(Editor’s note: This commentary originally appeared in The Columbus Dispatch on Feb. 11, 2015.)

Gov. John Kasich’s recent proposal to increase the excise tax imposed on cigarettes by 80 percent ($1 per pack) will raise more than just revenue. It will also raise the rate at which cigarettes are illegally smuggled into the Buckeye State and likely increase other unintended consequences, such as violence against people and police.

Stay Engaged

Receive our weekly emails!

Our own research on cigarette smuggling — published this year in concert with the Tax Foundation — indicates that through 2013 about 7 percent of all cigarettes consumed in Ohio were illicit. That is a relatively trivial amount compared to Ohio’s northern neighbor, Michigan, which has a smuggling rate of 25 percent. If Ohio raises excise taxes by $1 per pack we will see changes on both sides of the border and not all of them good ones.

Using a statistical model we estimate that Ohio’s smuggling rate will increase by almost 210 percent, from 7.1 percent of the market to 22 percent.
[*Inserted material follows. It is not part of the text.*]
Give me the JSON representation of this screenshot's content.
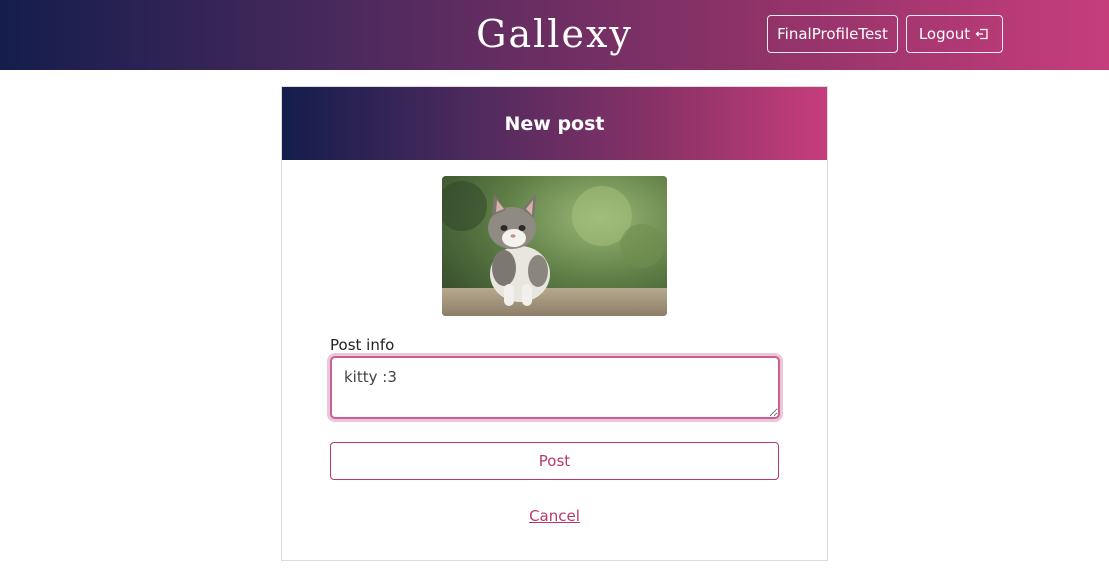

That is, of all the cigarettes consumed in Ohio, 22 percent would be illicit. This would move Ohio from 27th among the 47 states in our model to 14th, displacing Illinois.

We also estimate that first-year revenue would increase dramatically, even more so than officials believe. According to the Ohio Office of Budget and Management, the state will generate an additional $315 million in 2016 if the new tax is imposed. Our first-year estimates come in much higher, at $410.1 million.

Our model breaks smuggling rates into two major parts: commercial and casual. Casual smuggling occurs when individuals cross some legal jurisdiction — into another state, such as Kentucky for instance — and buy cigarettes for personal use. Commercially smuggled smokes occur via long haul, large shipments for broad distribution by organized cells.

What is particularly unique about Ohio is that in 2013 it was a net exporter of casually smuggled cigarettes. That is, for every 100 cigarettes consumed an additional two were smuggled out to neighboring states. Many Wolverines seem to overlook their natural rivalry with Ohio in order to acquire less expensive smokes.

This rate will invert if Gov. Kasich’s tax hike plan materializes, and 2.2 percent of the total smuggling rate will be attributed to casual smuggling. Michigan won’t be the only source state as every state bordering Ohio will have lower cigarette taxes.

All of this may seem like bad news for law enforcement and revenue officials in Ohio, but it is only the tip of the proverbial illicit trafficking iceberg. Gov. Kasich also wants to raise excise taxes on Other Tobacco Products (loose tobacco, chew, etc.) from 17 percent of the wholesale price to 60 percent. But neighboring Pennsylvania has an OTP tax of exactly 0 percent.

One doesn’t need a doctorate in economics to understand the opportunities here, and rest assured the criminal class gets it. Organized traffickers, which we believe will move the majority of the smuggled cigarettes into Ohio (about 19 percent of all smuggled smokes), are no doubt looking forward to the higher excise taxes already.

In addition to smuggling we have also witnessed every other sort of unintended mischief related to high cigarette excise taxes. Violence against police, people and property are to name a few. One high profile smuggling case resulted in the arrest of traffickers running cigarettes between low-tax North Carolina (45-cent tax per pack) and Michigan and funneling their profits to support terrorist groups like Hezbollah. If Gov. Kasich’s tax increase passes, folks like that won’t need to drive as far north to finance their activities.

It is true that a hike in cigarette excise taxes will help some people quit, but not nearly as many as politicians and health advocates think. Two studies by different academics suggest that up to and between 80 percent and 85 percent of the change in after-tax hike legal sales is a result of tax avoidance rather than quitting.

The solution is a more rational tax policy. Raising the excise tax of a popular product by 80 percent when surrounded by much less expensive sources is a recipe for rampant disregard for the law, among other issues. The governor should propose a lower increase or none at all.

 

#####

Todd Nesbit, Ph.D., is a senior lecturer in economics at The Ohio State University and a member of the Board of Scholars at the Mackinac Center for Public Policy, a research and educational institute headquartered in Midland, Mich. Michael LaFaive is director of fiscal policy at the Mackinac Center for Public Policy.